Katrina VanHuss has helped national nonprofits raise funds and friends since 1989 when she founded Turnkey. Her client’s successes and her dedication to research have made her a sought-after speaker, presenting at national conferences for Blackbaud, Peer to Peer Professional Forum, Nonprofit PRO, The Need Help Foundation and her clients’ national meetings. The firm’s work is underpinned by the study and application of behavioral economics and social psychology. Turnkey provides project engagements, coaching, counsel and staffing to nonprofits seeking to improve revenue or create new revenue. Her work extends into organizational alignment efforts and executive coaching.
Katrina regularly shares her wit and business experiences on her and Otis Fulton's NonProfit PRO blog “Peeling the Onion.” She and Otis are also co-authors of the books, "Dollar Dash: The Behavioral Economics of Peer-to-Peer Fundraising" and "Social Fundraising: Mining the New Peer-to-Peer Landscape." When not writing or researching, Katrina likes to make things — furniture from reclaimed wood, new gardens, food with no recipe. Katrina’s favorite Saturday is spent cleaning out the garage, mowing the grass, making something new, all while listening to loud music by now-deceased black women, throwing in a few sets on the weight bench off and on, then collapsing on the couch with her husband Otis to gang-watch new Netflix series whilst drinking sauvignon blanc.

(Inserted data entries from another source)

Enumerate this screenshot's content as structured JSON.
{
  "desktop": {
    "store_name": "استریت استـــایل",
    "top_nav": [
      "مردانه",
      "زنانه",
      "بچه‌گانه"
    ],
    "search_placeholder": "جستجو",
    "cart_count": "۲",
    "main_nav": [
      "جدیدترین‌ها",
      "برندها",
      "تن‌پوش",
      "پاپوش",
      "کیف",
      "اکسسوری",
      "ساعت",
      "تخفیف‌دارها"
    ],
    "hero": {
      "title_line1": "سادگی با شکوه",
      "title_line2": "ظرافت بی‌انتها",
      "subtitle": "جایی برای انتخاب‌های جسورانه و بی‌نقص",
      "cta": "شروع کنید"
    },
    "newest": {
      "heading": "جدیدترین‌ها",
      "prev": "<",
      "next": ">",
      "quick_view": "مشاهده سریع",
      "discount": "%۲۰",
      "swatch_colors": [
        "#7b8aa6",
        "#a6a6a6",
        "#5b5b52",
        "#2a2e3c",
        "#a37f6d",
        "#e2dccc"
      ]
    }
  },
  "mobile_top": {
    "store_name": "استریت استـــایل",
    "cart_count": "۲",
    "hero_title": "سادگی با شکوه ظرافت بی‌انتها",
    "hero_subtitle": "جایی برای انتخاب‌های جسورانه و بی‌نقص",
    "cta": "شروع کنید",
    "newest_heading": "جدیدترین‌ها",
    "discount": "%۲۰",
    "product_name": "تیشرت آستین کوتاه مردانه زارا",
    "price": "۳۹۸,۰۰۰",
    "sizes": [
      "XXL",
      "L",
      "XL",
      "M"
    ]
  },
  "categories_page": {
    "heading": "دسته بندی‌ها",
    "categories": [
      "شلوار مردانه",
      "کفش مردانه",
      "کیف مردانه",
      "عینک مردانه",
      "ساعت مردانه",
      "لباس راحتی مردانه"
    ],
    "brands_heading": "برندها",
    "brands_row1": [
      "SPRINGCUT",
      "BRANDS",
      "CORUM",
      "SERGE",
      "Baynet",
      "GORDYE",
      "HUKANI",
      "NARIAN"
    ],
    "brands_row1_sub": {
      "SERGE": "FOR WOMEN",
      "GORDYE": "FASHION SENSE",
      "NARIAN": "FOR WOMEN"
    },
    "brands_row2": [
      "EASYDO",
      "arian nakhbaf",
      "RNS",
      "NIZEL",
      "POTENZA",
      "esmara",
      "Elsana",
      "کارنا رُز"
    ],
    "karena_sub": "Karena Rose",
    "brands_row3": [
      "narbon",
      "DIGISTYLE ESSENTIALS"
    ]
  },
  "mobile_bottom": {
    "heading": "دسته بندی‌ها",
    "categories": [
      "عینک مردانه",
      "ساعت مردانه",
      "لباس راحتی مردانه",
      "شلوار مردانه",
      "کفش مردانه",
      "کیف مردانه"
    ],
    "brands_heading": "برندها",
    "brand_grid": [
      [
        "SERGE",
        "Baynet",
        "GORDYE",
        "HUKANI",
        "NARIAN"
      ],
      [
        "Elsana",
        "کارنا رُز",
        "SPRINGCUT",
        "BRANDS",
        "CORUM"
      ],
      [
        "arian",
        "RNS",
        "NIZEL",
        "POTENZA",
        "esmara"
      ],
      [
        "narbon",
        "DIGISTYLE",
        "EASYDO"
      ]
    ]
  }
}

Katrina grew up on a Virginia beef cattle and tobacco farm with her three brothers. She is accordingly skilled in hand to hand combat and witty repartee — skills gained at the expense of her brothers. Katrina’s claim to fame is having made it to the “American Gladiator” Richmond competition as a finalist in her late 20s, progressing in the competition until a strangely large blonde woman knocked her off a pedestal with an oversized pain-inducing Q-tip. Katrina’s mantra for life is “Be nice. Do good. Embrace embarrassment.” Clearly she’s got No. 3 down.
Otis Fulton, Ph.D., spent most of his career in the education industry, working at the psychometric research and development firm MetaMetrics Inc., Pearson Education and others. Since 2013, he has focused on the nonprofit sector, applying psychology to fundraising and donor behavior at Turnkey. He is the co-author of the 2017 book, ”Dollar Dash: The Behavioral Economics of Peer-to-Peer Fundraising,” and the 2023 book, "Social Fundraising: Mining the New Peer-to-Peer Landscape," and is a frequent speaker at national nonprofit conferences. With Katrina VanHuss, he co-authors a blog at NonProfit PRO, “Peeling the Onion,” on the intersection of psychology and philanthropy.
Otis is a much sought-after copywriter for nonprofit fundraising messages. He has written campaigns for UNICEF, St. Jude’s Children’s Research Hospital, March of Dimes, Susan G. Komen, the USO and dozens of other organizations. He has a Ph.D. in social psychology from Virginia Commonwealth University and a Bachelor of Arts from the University of Virginia, where he also played on UVA’s first ACC champion basketball team.